The concept is powerful because it brings down many of the psychological barriers people set up when it comes to investing. For instance, you don't have to invest a minimum amount to start the fund, and there is no commitment to contribute a monthly amount.
By itself, the idea is nothing new. Bank of America's “Keep the Change” program and Wells Fargo's “Way2Save” are similar programs that have been around for a while, and are also designed to encourage clients to deposit money into their savings account. In fact, Way2Save is a little more aggressive; it transfers a dollar for every transaction.
On the other hand, Acorns has the advantage that it can round up purchases from all your credit and debit cards, not just those with a bank or credit union offering this feature.
Acorns also allows you to invest your spare change into a low-cost, well-diversified portfolio that has been designed following Modern Portfolio Theory.

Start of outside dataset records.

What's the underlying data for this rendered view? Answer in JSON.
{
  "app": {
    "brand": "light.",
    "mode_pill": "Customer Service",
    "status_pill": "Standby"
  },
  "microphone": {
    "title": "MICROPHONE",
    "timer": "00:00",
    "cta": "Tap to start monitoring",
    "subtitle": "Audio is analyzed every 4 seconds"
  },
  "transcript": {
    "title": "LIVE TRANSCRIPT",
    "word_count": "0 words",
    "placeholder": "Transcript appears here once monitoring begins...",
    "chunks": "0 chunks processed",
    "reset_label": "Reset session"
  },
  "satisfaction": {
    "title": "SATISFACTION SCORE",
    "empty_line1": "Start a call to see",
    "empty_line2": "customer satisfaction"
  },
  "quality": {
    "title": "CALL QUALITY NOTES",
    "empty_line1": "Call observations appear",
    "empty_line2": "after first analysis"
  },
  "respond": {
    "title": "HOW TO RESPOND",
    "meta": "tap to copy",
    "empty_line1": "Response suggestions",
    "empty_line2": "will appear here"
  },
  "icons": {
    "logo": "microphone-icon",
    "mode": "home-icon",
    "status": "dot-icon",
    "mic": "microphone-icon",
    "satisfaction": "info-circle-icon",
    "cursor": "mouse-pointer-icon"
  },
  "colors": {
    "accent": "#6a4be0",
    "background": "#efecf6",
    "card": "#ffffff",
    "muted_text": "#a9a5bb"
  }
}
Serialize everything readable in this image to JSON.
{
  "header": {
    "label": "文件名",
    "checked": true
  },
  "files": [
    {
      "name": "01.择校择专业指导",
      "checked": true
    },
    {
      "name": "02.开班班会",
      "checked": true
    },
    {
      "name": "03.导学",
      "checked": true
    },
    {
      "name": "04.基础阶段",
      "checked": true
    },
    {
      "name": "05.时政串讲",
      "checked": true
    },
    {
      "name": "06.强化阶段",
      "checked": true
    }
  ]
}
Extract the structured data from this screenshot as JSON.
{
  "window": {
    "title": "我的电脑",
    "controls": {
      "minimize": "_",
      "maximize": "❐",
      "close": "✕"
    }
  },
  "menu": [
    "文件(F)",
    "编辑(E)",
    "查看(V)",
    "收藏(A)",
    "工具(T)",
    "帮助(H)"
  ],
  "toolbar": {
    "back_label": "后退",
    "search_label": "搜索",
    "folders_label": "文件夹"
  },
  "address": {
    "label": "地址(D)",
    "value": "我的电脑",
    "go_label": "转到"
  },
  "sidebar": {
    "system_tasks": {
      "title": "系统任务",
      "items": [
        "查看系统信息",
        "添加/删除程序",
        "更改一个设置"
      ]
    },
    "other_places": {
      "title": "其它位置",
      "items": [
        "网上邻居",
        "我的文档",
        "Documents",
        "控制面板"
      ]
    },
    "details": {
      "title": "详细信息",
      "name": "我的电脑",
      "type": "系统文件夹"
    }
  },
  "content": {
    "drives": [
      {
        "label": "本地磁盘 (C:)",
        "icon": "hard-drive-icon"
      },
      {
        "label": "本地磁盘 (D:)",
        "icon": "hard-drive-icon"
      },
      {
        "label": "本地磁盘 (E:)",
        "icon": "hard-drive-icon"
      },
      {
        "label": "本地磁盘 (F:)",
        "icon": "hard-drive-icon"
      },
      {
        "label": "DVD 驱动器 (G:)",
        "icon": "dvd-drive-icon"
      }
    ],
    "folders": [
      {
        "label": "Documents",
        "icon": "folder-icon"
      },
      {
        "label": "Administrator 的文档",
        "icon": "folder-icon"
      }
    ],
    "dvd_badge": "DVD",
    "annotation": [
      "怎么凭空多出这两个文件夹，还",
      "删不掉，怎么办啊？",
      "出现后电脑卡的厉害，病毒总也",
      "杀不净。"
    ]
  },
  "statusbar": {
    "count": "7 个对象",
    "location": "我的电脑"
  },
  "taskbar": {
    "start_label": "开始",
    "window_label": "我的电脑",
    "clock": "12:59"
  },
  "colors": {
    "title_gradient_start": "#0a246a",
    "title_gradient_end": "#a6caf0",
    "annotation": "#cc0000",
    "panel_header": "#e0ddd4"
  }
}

An investment method that uses the latest economic studies to maximize returns and minimize risk.
This is a huge benefit, because putting money into a savings account is about as productive as stuffing it into a mattress. A well invested portfolio, on the other hand, can grow a small fortune, even with modest contributions. To illustrate, just investing $50 every month for 30 years will generate $56,684, assuming an average annual APR of 6 percent.
An additional advantage of Acorns is that, because it is linked with your bank and credit card accounts, it can look for rebates and reward bonuses and encourage you to deposit them into your investment fund.
Downloading the app is free. Once you start using the app you will have to pay a $1 a month, a 0.5% annual commission on your first $5,000 and 0.25% on any additional funds. For instance, if you invest $5,000 in Acorns, you will pay $3.08 a month, $37 a year. There are no fees for accounts with $0 so you don't have to worry about going into the red if you end up not using your Acorns account. These fees are comparable to those charged by other automated investment services, such as SigFig, Wealthfront and Betterment, but they aren't cheap. For instance, Wealthfront, a leading automated investment service, doesn't have a monthly fee and charges 0.15% of your savings for managing the first $10,000 and 0.40% for anything over $10,000. The catch is you need to have $5,000 to start an account with Wealthfront.
As a psychological trick to motivate people to invest, Acorns is a neat concept. The fees are not high and there is no minimum investment amount, which is often an obstacle for those looking to open a fund. If you don't have a retirement fund, stop what your're doing and setup an Acorns account.
Having said that, if you are already a motivated investor and you have already started a fund, it is a bit of a useless gimmick, even with the relatively low fees. I did like the idea that you can always afford to increase your savings by the change you would get back if you paid for things in cash. So I estimated how much I would save if I used Acorns. The total came to $50 a month (100 transactions a month and an average of 50 cents in change per transaction); and I simply added $50 to my automatic monthly transfer to my Vanguard Target Retirement Fund (0.17% total management cost), which gave me the same advantages without the extra cost.